Some of Boko Haram’s attacks since the ‘Boko Haram has been technically defeated’ speech include:  on Christmas day, just two days after Buhari's pronouncement, Boko Haram raided a village, killing 14 people. On December 27, the Daily Post reported of an intense battle between Boko Haram insurgents and the military over attempts by the insurgents to take over Maiduguri, the capital city of Borno State. On the same December 27, the Premium Times reported that the army arrested seven Boko Haram bomb makers in Kaduna. On December 28 several media outlets reported that about 30 people were feared dead in a suicide attack in Adamawa state.

Since its radicalization in 2010, Boko Haram has shown remarkable resilience and adaptability. On at least three occasions, the country thought the group had become routed – only to be disappointed. 

The ‘smart’ way to remove fuel subsidy

The recent announcement by the  Federal Government that effective   from January 1, 2016, Premium Motor Spirit (PMS), otherwise known as petrol or fuel, would be sold at N86 per litre by the Nigerian National Petroleum Corporation’s (NNPC’s) retail stations while other oil marketers would sell at N86.50 per litre, was a smart move by the government. The current official cost of fuel is N97 per litre – though the price is considerably more outside the major cities of Abuja and Lagos. The general belief is that the government has finally decided to remove fuel subsidy from January 2016 – despite its conflicting signals on the matter.  
By hiding the bad news in good news – a perfectly legitimate strategy used by governments across the world - the government is probably hoping to tie the hands of those opposed to removing subsidies.  By showing that the price of fuel should actually be lower despite the de-subsidization, the government probably hopes to remove the quivers from the arrows of the pro-subsidy lobby.

Though the Nigerian Labour Congress (NLC) said it would resist any subsidy removal, it is not certain that they will get the backing of most Nigerians on this. The fact is that several people who were opposed to removing subsidies have since shifted positions.

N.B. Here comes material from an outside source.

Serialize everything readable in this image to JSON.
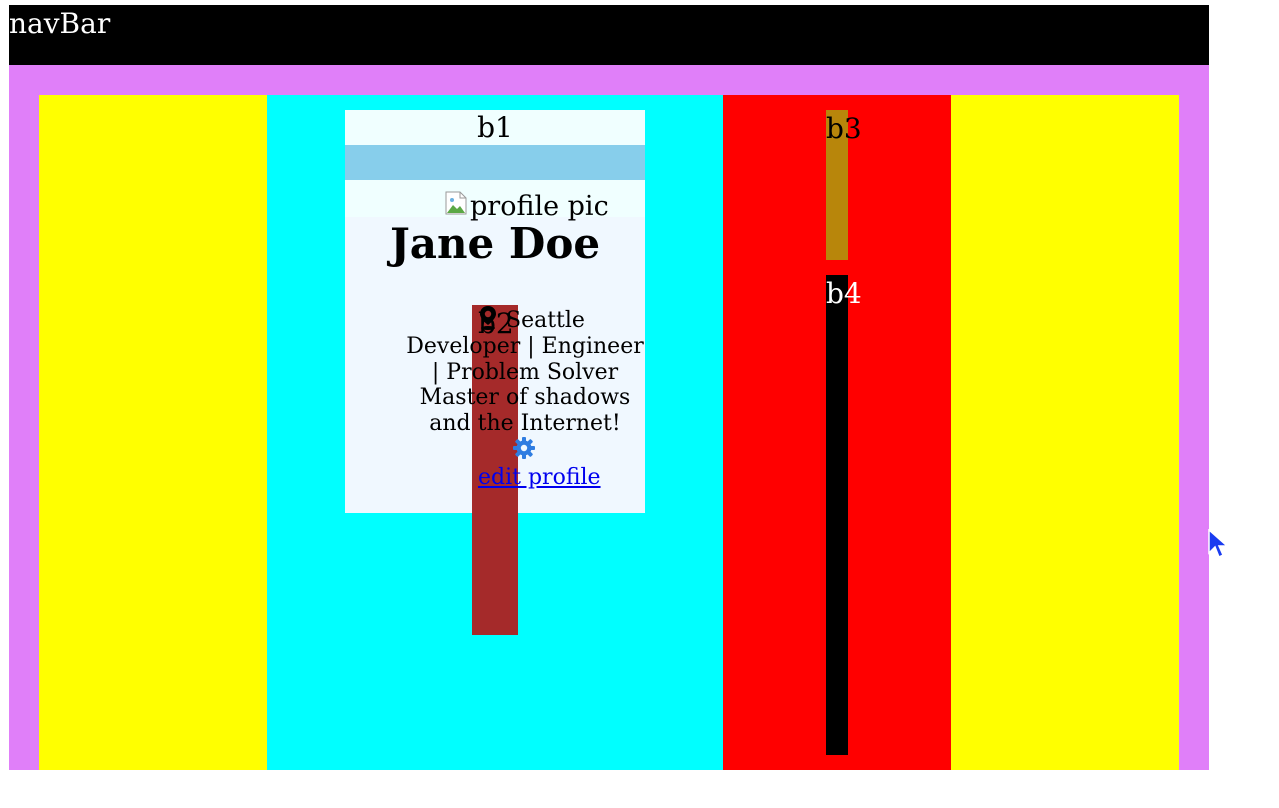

In fact the ‘shut down Nigeria’ protests that followed the attempt by the Jonathan administration to substantially reduce the subsidy on fuel on January 1 2012 had led to the House of Representatives setting up the Farouk Lawan Ad Hoc Committee on Fuel subsidy which showed how the subsidy regime was turned into a haven for rent seeking and outright theft by a cabal of oil marketers. The government’s own Aig-Imoukhuede-led committee report and the Nuhu Ribadu’s oil subsidy report were no less damning of the oil marketers - who fought back ferociously in a manner that convinced many Nigerians that given how powerful they are, the only viable option to the scam was for the subsidy to go. 

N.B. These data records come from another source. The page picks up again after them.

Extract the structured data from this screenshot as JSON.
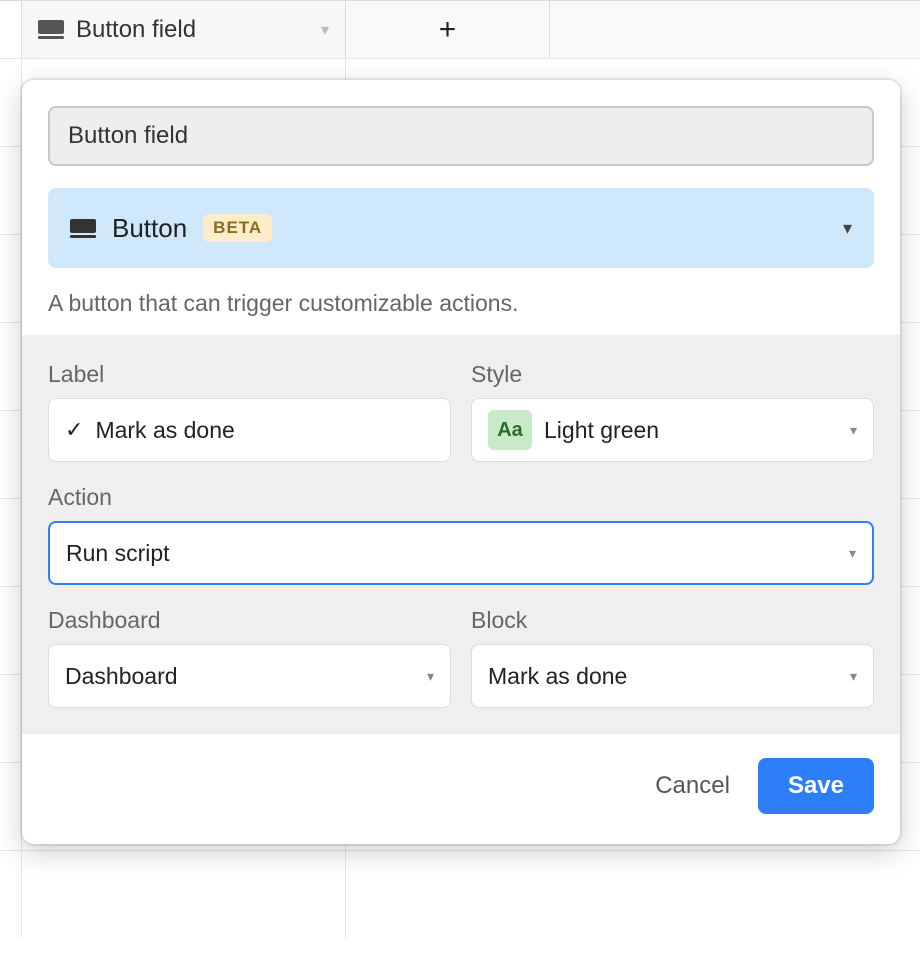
{
  "header": {
    "column_name": "Button field"
  },
  "popover": {
    "field_name_value": "Button field",
    "type": {
      "label": "Button",
      "badge": "BETA"
    },
    "description": "A button that can trigger customizable actions.",
    "labels": {
      "label": "Label",
      "style": "Style",
      "action": "Action",
      "dashboard": "Dashboard",
      "block": "Block"
    },
    "values": {
      "label_value": "Mark as done",
      "label_prefix": "✓",
      "style_badge": "Aa",
      "style_value": "Light green",
      "action_value": "Run script",
      "dashboard_value": "Dashboard",
      "block_value": "Mark as done"
    },
    "footer": {
      "cancel": "Cancel",
      "save": "Save"
    }
  }
}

With long queues returning at petrol stations across the country, people were rather surprised that it took the Buhari government so long to act on the fuel subsidy matter. In this sense I do not share the sentiment that it would amount to hypocrisy for those who opposed the removal of fuel subsidy under former President Jonathan to now turn round to support it.

I have two concerns on this though: one, if the subsidy should go (as I believe it should), what then is the need for the government to impose price controls with threats against anyone who will sell above the recommended price? If the supply side is as it should be, then the price should be determined by demand and supply.

My other concern is that while we are doing away with one subsidy (fuel subsidy), we are introducing a couple of new ones – school feeding and N5, 000 per month to ‘vulnerable’ unemployed people. Just like the fuel subsidy, the possibility that a cabal of contractors would capture these new regimes is very high.

Email: [email protected]
Twitter: @JideoforAdibe